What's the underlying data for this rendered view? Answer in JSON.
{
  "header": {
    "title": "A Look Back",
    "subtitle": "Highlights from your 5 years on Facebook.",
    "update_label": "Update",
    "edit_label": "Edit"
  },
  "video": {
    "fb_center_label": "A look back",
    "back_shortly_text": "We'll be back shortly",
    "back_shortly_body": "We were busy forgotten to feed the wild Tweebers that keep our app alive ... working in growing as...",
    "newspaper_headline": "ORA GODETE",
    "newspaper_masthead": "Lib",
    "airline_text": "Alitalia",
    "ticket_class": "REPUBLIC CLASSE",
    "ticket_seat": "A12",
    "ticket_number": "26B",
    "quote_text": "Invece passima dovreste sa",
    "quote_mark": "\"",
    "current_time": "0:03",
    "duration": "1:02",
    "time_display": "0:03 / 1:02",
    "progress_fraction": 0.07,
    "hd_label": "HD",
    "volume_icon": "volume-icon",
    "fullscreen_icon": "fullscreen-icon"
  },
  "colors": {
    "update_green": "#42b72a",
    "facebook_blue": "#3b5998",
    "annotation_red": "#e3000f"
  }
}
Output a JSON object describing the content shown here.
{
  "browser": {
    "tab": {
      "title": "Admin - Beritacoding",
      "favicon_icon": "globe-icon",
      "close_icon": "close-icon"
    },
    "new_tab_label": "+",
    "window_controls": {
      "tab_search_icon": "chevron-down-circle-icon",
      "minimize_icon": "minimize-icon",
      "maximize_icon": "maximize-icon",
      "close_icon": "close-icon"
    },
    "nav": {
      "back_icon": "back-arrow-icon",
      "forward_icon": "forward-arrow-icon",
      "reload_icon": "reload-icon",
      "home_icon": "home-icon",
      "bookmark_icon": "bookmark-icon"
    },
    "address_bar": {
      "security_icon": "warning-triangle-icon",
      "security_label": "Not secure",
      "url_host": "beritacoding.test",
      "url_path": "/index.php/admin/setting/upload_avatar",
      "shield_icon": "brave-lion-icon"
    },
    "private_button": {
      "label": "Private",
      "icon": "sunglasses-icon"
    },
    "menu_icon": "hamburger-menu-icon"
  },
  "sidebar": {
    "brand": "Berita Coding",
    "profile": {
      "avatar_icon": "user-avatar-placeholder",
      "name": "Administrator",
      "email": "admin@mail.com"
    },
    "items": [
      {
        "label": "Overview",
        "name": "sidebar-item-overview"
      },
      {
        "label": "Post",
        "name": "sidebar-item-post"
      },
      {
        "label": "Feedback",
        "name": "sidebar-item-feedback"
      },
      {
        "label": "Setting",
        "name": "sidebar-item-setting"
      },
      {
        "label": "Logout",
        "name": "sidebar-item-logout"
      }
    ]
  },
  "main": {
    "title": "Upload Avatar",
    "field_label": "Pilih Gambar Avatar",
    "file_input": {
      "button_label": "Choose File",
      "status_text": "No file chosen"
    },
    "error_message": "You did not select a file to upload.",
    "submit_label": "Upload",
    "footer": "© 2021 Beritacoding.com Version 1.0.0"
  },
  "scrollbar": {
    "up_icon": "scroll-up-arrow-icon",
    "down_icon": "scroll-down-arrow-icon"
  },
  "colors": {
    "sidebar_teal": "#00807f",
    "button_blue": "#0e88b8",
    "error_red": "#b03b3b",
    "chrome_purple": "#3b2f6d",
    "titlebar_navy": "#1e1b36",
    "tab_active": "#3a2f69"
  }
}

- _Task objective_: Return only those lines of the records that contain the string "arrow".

- _Response box_:
      "back_icon": "back-arrow-icon",
      "forward_icon": "forward-arrow-icon",
    "up_icon": "scroll-up-arrow-icon",
    "down_icon": "scroll-down-arrow-icon"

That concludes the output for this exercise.